- [TASK]: Each line of the data that mentions the string "file" needs to be identified and copied.

Items from an interface collection:
*** Block opens ***

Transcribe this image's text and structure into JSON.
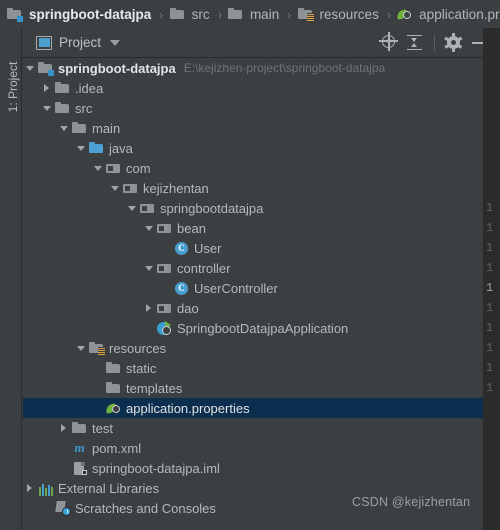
{
  "breadcrumb": {
    "separator": "›",
    "items": [
      {
        "label": "springboot-datajpa",
        "icon": "module-folder-icon"
      },
      {
        "label": "src",
        "icon": "folder-icon"
      },
      {
        "label": "main",
        "icon": "folder-icon"
      },
      {
        "label": "resources",
        "icon": "resources-folder-icon"
      },
      {
        "label": "application.properties",
        "icon": "spring-properties-icon"
      }
    ]
  },
  "tool_window": {
    "title": "Project",
    "title_icon": "project-window-icon",
    "dropdown_icon": "chevron-down-icon",
    "vertical_tab": "1: Project",
    "actions": [
      {
        "name": "select-opened-file",
        "icon": "locate-target-icon"
      },
      {
        "name": "collapse-all",
        "icon": "collapse-all-icon"
      },
      {
        "name": "settings",
        "icon": "gear-icon"
      },
      {
        "name": "hide",
        "icon": "minimize-icon"
      }
    ]
  },
  "tree": {
    "rows": [
      {
        "label": "springboot-datajpa",
        "hint": "E:\\kejizhen-project\\springboot-datajpa",
        "indent": 0,
        "arrow": "open",
        "icon": "module-folder-icon",
        "bold": true,
        "selected": false
      },
      {
        "label": ".idea",
        "hint": "",
        "indent": 1,
        "arrow": "closed",
        "icon": "folder-icon",
        "bold": false,
        "selected": false
      },
      {
        "label": "src",
        "hint": "",
        "indent": 1,
        "arrow": "open",
        "icon": "folder-icon",
        "bold": false,
        "selected": false
      },
      {
        "label": "main",
        "hint": "",
        "indent": 2,
        "arrow": "open",
        "icon": "folder-icon",
        "bold": false,
        "selected": false
      },
      {
        "label": "java",
        "hint": "",
        "indent": 3,
        "arrow": "open",
        "icon": "source-root-icon",
        "bold": false,
        "selected": false
      },
      {
        "label": "com",
        "hint": "",
        "indent": 4,
        "arrow": "open",
        "icon": "package-icon",
        "bold": false,
        "selected": false
      },
      {
        "label": "kejizhentan",
        "hint": "",
        "indent": 5,
        "arrow": "open",
        "icon": "package-icon",
        "bold": false,
        "selected": false
      },
      {
        "label": "springbootdatajpa",
        "hint": "",
        "indent": 6,
        "arrow": "open",
        "icon": "package-icon",
        "bold": false,
        "selected": false
      },
      {
        "label": "bean",
        "hint": "",
        "indent": 7,
        "arrow": "open",
        "icon": "package-icon",
        "bold": false,
        "selected": false
      },
      {
        "label": "User",
        "hint": "",
        "indent": 8,
        "arrow": "none",
        "icon": "java-class-icon",
        "bold": false,
        "selected": false
      },
      {
        "label": "controller",
        "hint": "",
        "indent": 7,
        "arrow": "open",
        "icon": "package-icon",
        "bold": false,
        "selected": false
      },
      {
        "label": "UserController",
        "hint": "",
        "indent": 8,
        "arrow": "none",
        "icon": "java-class-icon",
        "bold": false,
        "selected": false
      },
      {
        "label": "dao",
        "hint": "",
        "indent": 7,
        "arrow": "closed",
        "icon": "package-icon",
        "bold": false,
        "selected": false
      },
      {
        "label": "SpringbootDatajpaApplication",
        "hint": "",
        "indent": 7,
        "arrow": "none",
        "icon": "spring-run-class-icon",
        "bold": false,
        "selected": false
      },
      {
        "label": "resources",
        "hint": "",
        "indent": 3,
        "arrow": "open",
        "icon": "resources-folder-icon",
        "bold": false,
        "selected": false
      },
      {
        "label": "static",
        "hint": "",
        "indent": 4,
        "arrow": "none",
        "icon": "folder-icon",
        "bold": false,
        "selected": false
      },
      {
        "label": "templates",
        "hint": "",
        "indent": 4,
        "arrow": "none",
        "icon": "folder-icon",
        "bold": false,
        "selected": false
      },
      {
        "label": "application.properties",
        "hint": "",
        "indent": 4,
        "arrow": "none",
        "icon": "spring-properties-icon",
        "bold": false,
        "selected": true
      },
      {
        "label": "test",
        "hint": "",
        "indent": 2,
        "arrow": "closed",
        "icon": "folder-icon",
        "bold": false,
        "selected": false
      },
      {
        "label": "pom.xml",
        "hint": "",
        "indent": 2,
        "arrow": "none",
        "icon": "maven-icon",
        "bold": false,
        "selected": false
      },
      {
        "label": "springboot-datajpa.iml",
        "hint": "",
        "indent": 2,
        "arrow": "none",
        "icon": "iml-file-icon",
        "bold": false,
        "selected": false
      },
      {
        "label": "External Libraries",
        "hint": "",
        "indent": 0,
        "arrow": "closed",
        "icon": "external-libraries-icon",
        "bold": false,
        "selected": false
      },
      {
        "label": "Scratches and Consoles",
        "hint": "",
        "indent": 1,
        "arrow": "none",
        "icon": "scratches-icon",
        "bold": false,
        "selected": false
      }
    ]
  },
  "editor": {
    "line_numbers": [
      "1",
      "1",
      "1",
      "1",
      "1",
      "1",
      "1",
      "1",
      "1",
      "1"
    ],
    "current_line_index": 4
  },
  "watermark": "CSDN @kejizhentan",
  "colors": {
    "background": "#3c3f41",
    "editor_background": "#2b2b2b",
    "selection": "#0d2f4f",
    "accent_blue": "#4a9dd0",
    "spring_green": "#6db33f"
  }
}
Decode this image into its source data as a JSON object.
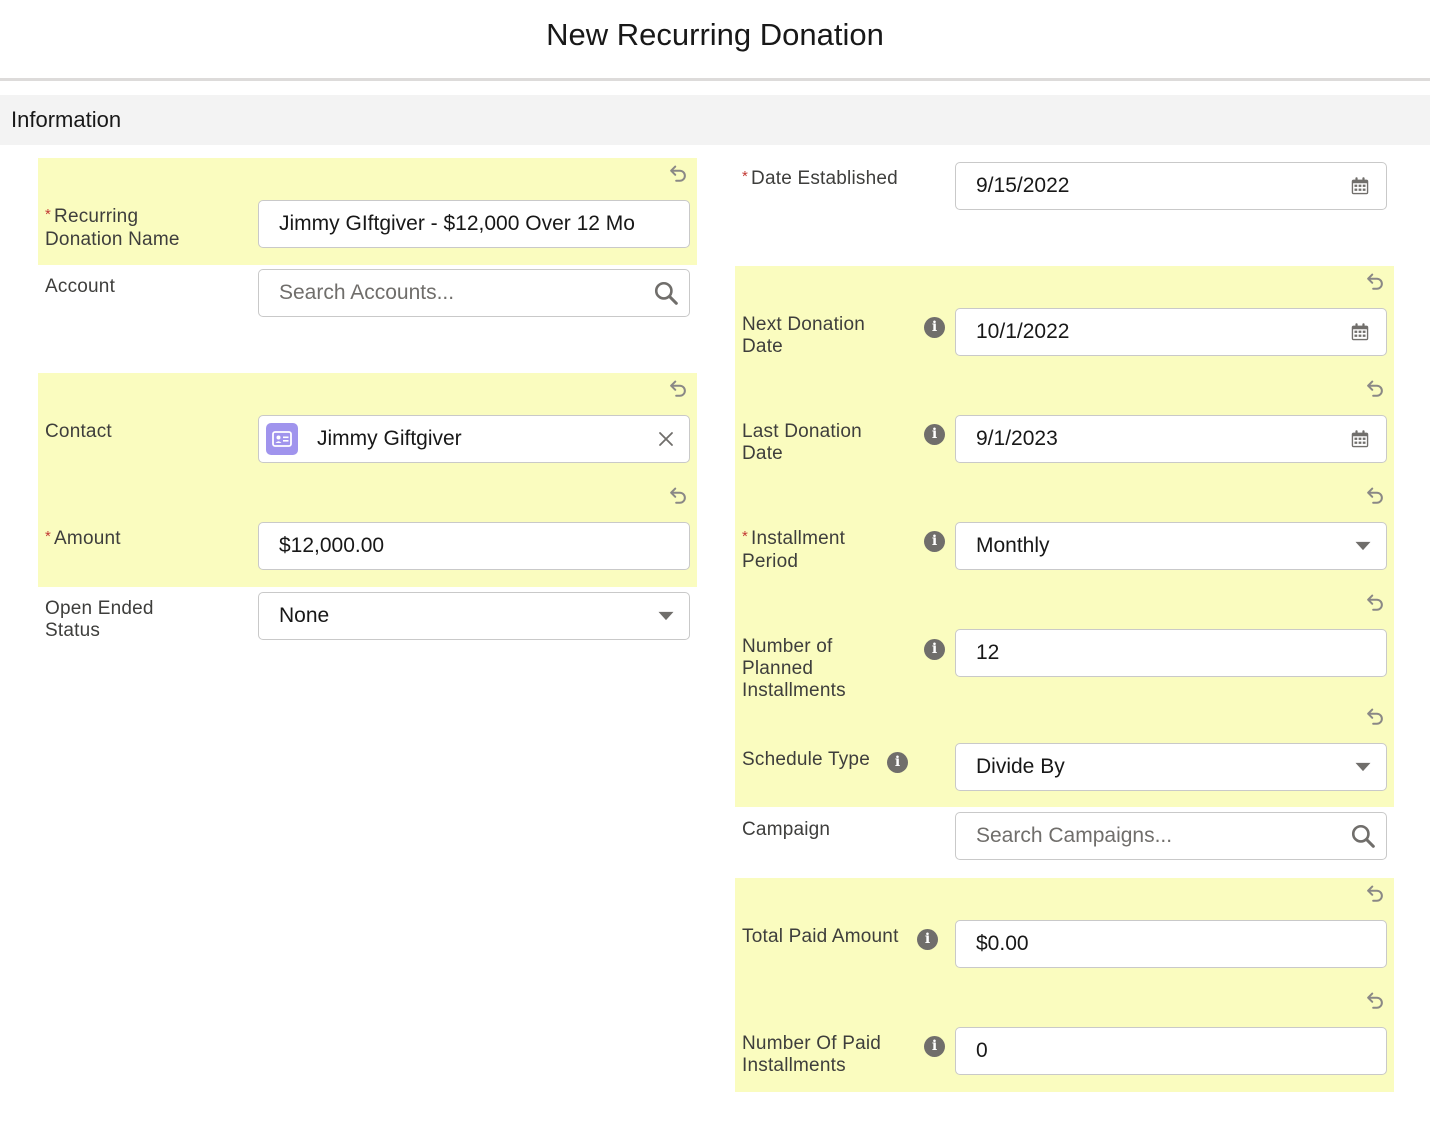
{
  "page": {
    "title": "New Recurring Donation"
  },
  "section": {
    "title": "Information"
  },
  "left": {
    "recurring_donation_name": {
      "label_line1": "Recurring",
      "label_line2": "Donation Name",
      "required": "*",
      "value": "Jimmy GIftgiver - $12,000 Over 12 Mo"
    },
    "account": {
      "label": "Account",
      "placeholder": "Search Accounts..."
    },
    "contact": {
      "label": "Contact",
      "value": "Jimmy Giftgiver"
    },
    "amount": {
      "label": "Amount",
      "required": "*",
      "value": "$12,000.00"
    },
    "open_ended_status": {
      "label_line1": "Open Ended",
      "label_line2": "Status",
      "value": "None"
    }
  },
  "right": {
    "date_established": {
      "label": "Date Established",
      "required": "*",
      "value": "9/15/2022"
    },
    "next_donation_date": {
      "label_line1": "Next Donation",
      "label_line2": "Date",
      "value": "10/1/2022"
    },
    "last_donation_date": {
      "label_line1": "Last Donation",
      "label_line2": "Date",
      "value": "9/1/2023"
    },
    "installment_period": {
      "label_line1": "Installment",
      "label_line2": "Period",
      "required": "*",
      "value": "Monthly"
    },
    "number_of_planned_installments": {
      "label_line1": "Number of",
      "label_line2": "Planned",
      "label_line3": "Installments",
      "value": "12"
    },
    "schedule_type": {
      "label": "Schedule Type",
      "value": "Divide By"
    },
    "campaign": {
      "label": "Campaign",
      "placeholder": "Search Campaigns..."
    },
    "total_paid_amount": {
      "label": "Total Paid Amount",
      "value": "$0.00"
    },
    "number_of_paid_installments": {
      "label_line1": "Number Of Paid",
      "label_line2": "Installments",
      "value": "0"
    }
  },
  "icons": {
    "undo": "undo-icon",
    "info": "info-icon",
    "calendar": "calendar-icon",
    "search": "search-icon",
    "dropdown": "chevron-down-icon",
    "clear": "close-icon",
    "contact": "contact-card-icon"
  },
  "colors": {
    "highlight": "#fafcbf",
    "required": "#c23934",
    "contact_badge": "#a094ed",
    "border": "#c9c9c9"
  }
}
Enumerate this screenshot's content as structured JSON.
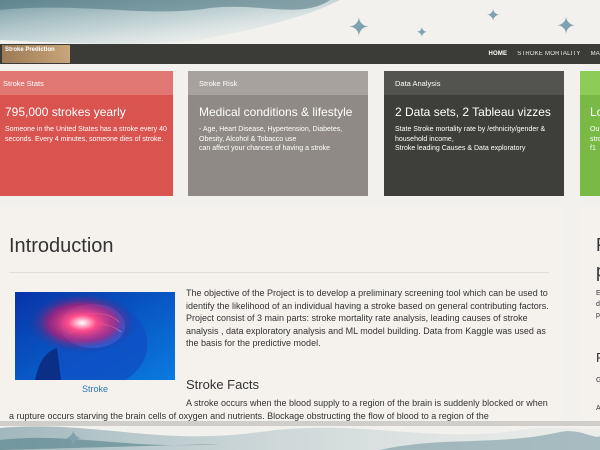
{
  "navbar": {
    "brand": "Stroke Prediction",
    "items": [
      {
        "label": "HOME",
        "active": true
      },
      {
        "label": "STROKE MORTALITY",
        "active": false
      },
      {
        "label": "MA",
        "active": false
      }
    ]
  },
  "cards": [
    {
      "header": "Stroke Stats",
      "title": "795,000 strokes yearly",
      "text": "Someone in the United States has a stroke every 40 seconds. Every 4 minutes, someone dies of stroke."
    },
    {
      "header": "Stroke Risk",
      "title": "Medical conditions & lifestyle",
      "text": "- Age, Heart Disease, Hypertension, Diabetes, Obesity, Alcohol & Tobacco use\ncan affect your chances of having a stroke"
    },
    {
      "header": "Data Analysis",
      "title": "2 Data sets, 2 Tableau vizzes",
      "text": "State Stroke mortality rate by /ethnicity/gender & household income,\nStroke leading Causes & Data exploratory"
    },
    {
      "header": "",
      "title": "Lo",
      "text": "Ou\nstro\nf1"
    }
  ],
  "intro": {
    "heading": "Introduction",
    "image_caption": "Stroke",
    "paragraph1": "The objective of the Project is to develop a preliminary screening tool which can be used to identify the likelihood of an individual having a stroke based on general contributing factors.",
    "paragraph2": "Project consist of 3 main parts: stroke mortality rate analysis, leading causes of stroke analysis , data exploratory analysis and ML model building. Data from Kaggle was used as the basis for the predictive model.",
    "facts_heading": "Stroke Facts",
    "facts_text": "A stroke occurs when the blood supply to a region of the brain is suddenly blocked or when a rupture occurs starving the brain cells of oxygen and nutrients. Blockage obstructing the flow of blood to a region of the"
  },
  "side_panel": {
    "line1": "F",
    "line2": "p",
    "line3": "E",
    "line4": "d",
    "line5": "p",
    "line6": "R",
    "line7": "G",
    "line8": "A"
  },
  "colors": {
    "navbar": "#3b3b38",
    "stats": "#d9534f",
    "risk": "#8f8a85",
    "analysis": "#3e3e3a",
    "link": "#2b78b8",
    "accent_green": "#79b945"
  }
}
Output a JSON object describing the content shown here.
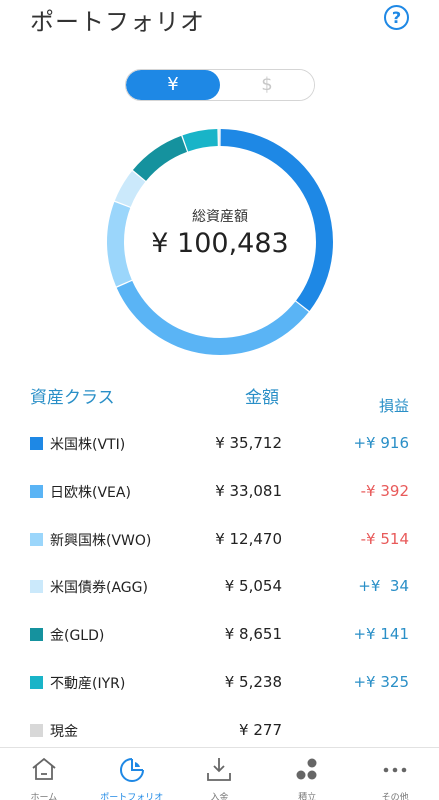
{
  "header": {
    "title": "ポートフォリオ",
    "help_icon": "help-icon"
  },
  "currency_toggle": {
    "options": [
      "¥",
      "$"
    ],
    "selected": "¥"
  },
  "summary": {
    "label": "総資産額",
    "total": "¥ 100,483"
  },
  "table": {
    "headers": {
      "asset_class": "資産クラス",
      "amount": "金額",
      "profit_loss": "損益"
    },
    "rows": [
      {
        "name": "米国株(VTI)",
        "amount": "¥ 35,712",
        "pl": "+¥ 916",
        "color": "#1e88e5",
        "pl_color": "#2a8fc7",
        "value": 35712
      },
      {
        "name": "日欧株(VEA)",
        "amount": "¥ 33,081",
        "pl": "-¥ 392",
        "color": "#5ab4f5",
        "pl_color": "#e85a5a",
        "value": 33081
      },
      {
        "name": "新興国株(VWO)",
        "amount": "¥ 12,470",
        "pl": "-¥ 514",
        "color": "#9bd6fb",
        "pl_color": "#e85a5a",
        "value": 12470
      },
      {
        "name": "米国債券(AGG)",
        "amount": "¥ 5,054",
        "pl": "+¥  34",
        "color": "#cbe9fb",
        "pl_color": "#2a8fc7",
        "value": 5054
      },
      {
        "name": "金(GLD)",
        "amount": "¥ 8,651",
        "pl": "+¥ 141",
        "color": "#15929e",
        "pl_color": "#2a8fc7",
        "value": 8651
      },
      {
        "name": "不動産(IYR)",
        "amount": "¥ 5,238",
        "pl": "+¥ 325",
        "color": "#19b4c8",
        "pl_color": "#2a8fc7",
        "value": 5238
      },
      {
        "name": "現金",
        "amount": "¥ 277",
        "pl": "",
        "color": "#d8d8d8",
        "pl_color": "#2a8fc7",
        "value": 277
      }
    ]
  },
  "tabbar": {
    "items": [
      {
        "label": "ホーム",
        "icon": "home-icon",
        "active": false
      },
      {
        "label": "ポートフォリオ",
        "icon": "portfolio-icon",
        "active": true
      },
      {
        "label": "入金",
        "icon": "deposit-icon",
        "active": false
      },
      {
        "label": "積立",
        "icon": "savings-icon",
        "active": false
      },
      {
        "label": "その他",
        "icon": "more-icon",
        "active": false
      }
    ]
  },
  "colors": {
    "accent": "#1e88e5",
    "header_text": "#2a8fc7",
    "loss": "#e85a5a"
  }
}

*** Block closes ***

- [WRITTEN SOLUTION]:
        "name": "select-opened-file",
        "icon": "iml-file-icon",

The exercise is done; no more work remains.